In a discussion about the harassment heaped on women, creators of color, and LGBTQ+ individuals, valorizing the concept of the Outsider Nerd is…not great. Not only is it disingenuous to pretend like superhero comics are an obscure passion in 2018—comics have inspired some of the highest-grossing movies of all time, comic adaptations have found success on a dozen TV networks and comic-related merchandise is ubiquitous most of the world over—it’s also a frequent talking point of the very harassers King is ostensibly speaking against. ComicsGate, like GamerGate before it, seeks to frame the industry as a haven for the (straight white cis male) nerd with nowhere else to go, now besieged by “social justice warriors” and girls with cooties. Even giving King’s intentions the benefit of the doubt, his politically neutral language still “reads like one of those doormats that says ‘welcome’ no matter what side you’re standing on,” as succinctly worded by fellow creator Jen Bartel. Yes, superhero comics have a fundamental connection to the immigrant experience and have been punching Nazis since the ‘40s, but the specific problem today is that marginalized creators can’t create without placing themselves at risk for targeted harassment.
Of course, before King even tweeted his statement, Taylor’s seemingly less ambiguous condemnation was co-opted by ComicsGate anyway. Dozens of ComicsGate accounts tweeted the same phrases as Taylor, with the added, “We are #ComicsGate and this is what we believe.” Troll movements see no cognitive dissonance in claiming to stand against transphobia while idolizing a figurehead who constantly misgenders the trans creators he dislikes. ComicsGate will always excuse the most extreme actions of its adherents as outliers among a well-intentioned group, which is why even the best-worded tweets will never sufficiently address the harassment perpetuated by hateful individuals with too much time on their hands.
There is no simple or straightforward way to “fix” or “defeat” ComicsGate. GamerGate has been around longer, and while it generates fewer headlines, its effects are still very much felt around the gaming industry. In all likelihood, ComicsGate is a Pandora’s box that can’t be shut again. Now that opportunists have discovered that there’s money to be made in weaponizing bigotry in comics, they and others like them will ride the hate wave as far as it will take them. At the very least, prominent creators like Taylor, Lemire, Sienkiewicz, King and their many peers who still remain silent should continue to speak up, and to actively listen and process feedback from marginalized community members when their words fall short of acknowledging the actual problem.
Beyond the equivalent of “thoughts and prayers” on Twitter, the most powerful members of the comics industry and community need to pay attention to who’s being harassed even when it’s not someone one step removed from Marvel or DC Comics. ComicsGate has so far only seen significant backlash when they’ve gone after well-connected white women in the industry—will A-list creators speak up for the self-published Black women who routinely get targeted, or the trans indie cartoonists whose Twitter notifications are made a daily hell by ComicsGate followers?

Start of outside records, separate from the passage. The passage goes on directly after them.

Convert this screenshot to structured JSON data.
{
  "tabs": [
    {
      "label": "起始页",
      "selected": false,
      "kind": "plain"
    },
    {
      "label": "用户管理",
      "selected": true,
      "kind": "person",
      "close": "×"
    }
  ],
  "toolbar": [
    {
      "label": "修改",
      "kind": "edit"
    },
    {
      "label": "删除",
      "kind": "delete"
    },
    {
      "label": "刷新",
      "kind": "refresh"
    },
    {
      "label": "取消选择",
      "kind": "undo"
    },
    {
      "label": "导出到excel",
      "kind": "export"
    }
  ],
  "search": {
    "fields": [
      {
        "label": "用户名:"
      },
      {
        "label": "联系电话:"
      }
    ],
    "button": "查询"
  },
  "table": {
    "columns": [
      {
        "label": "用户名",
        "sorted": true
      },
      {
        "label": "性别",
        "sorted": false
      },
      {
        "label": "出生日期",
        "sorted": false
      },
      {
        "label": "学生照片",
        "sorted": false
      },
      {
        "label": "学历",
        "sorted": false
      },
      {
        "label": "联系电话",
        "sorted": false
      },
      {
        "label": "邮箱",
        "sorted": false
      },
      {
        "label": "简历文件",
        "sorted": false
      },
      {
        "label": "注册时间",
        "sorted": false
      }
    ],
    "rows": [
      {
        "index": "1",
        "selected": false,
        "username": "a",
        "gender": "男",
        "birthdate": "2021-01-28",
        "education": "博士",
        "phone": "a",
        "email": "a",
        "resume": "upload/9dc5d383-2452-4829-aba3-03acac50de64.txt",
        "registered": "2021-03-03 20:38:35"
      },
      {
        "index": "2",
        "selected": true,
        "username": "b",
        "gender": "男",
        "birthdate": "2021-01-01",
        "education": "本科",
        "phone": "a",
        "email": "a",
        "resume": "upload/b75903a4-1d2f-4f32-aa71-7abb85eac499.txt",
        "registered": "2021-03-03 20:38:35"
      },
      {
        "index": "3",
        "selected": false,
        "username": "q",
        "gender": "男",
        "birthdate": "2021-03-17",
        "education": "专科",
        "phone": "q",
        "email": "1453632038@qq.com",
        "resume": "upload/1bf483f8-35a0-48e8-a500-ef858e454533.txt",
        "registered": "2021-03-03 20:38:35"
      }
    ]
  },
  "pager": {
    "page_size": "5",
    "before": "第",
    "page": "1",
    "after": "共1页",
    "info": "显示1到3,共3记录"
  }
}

If comics are truly for everyone, then a direct relationship with Marvel Comics shouldn’t be a prerequisite for support when a hate group harasses you. Well-intentioned tweets are a great start, but now it’s time for the most visible and secure voices in the industry to begin the hard work of listening to and uplifting those of us most at risk. ComicsGate probably isn’t going away any time soon, but consistent, unambiguous and thoughtful support from those in positions of power will go a long way toward minimizing the harm internet bigots can enact on the comic community’s most vulnerable members.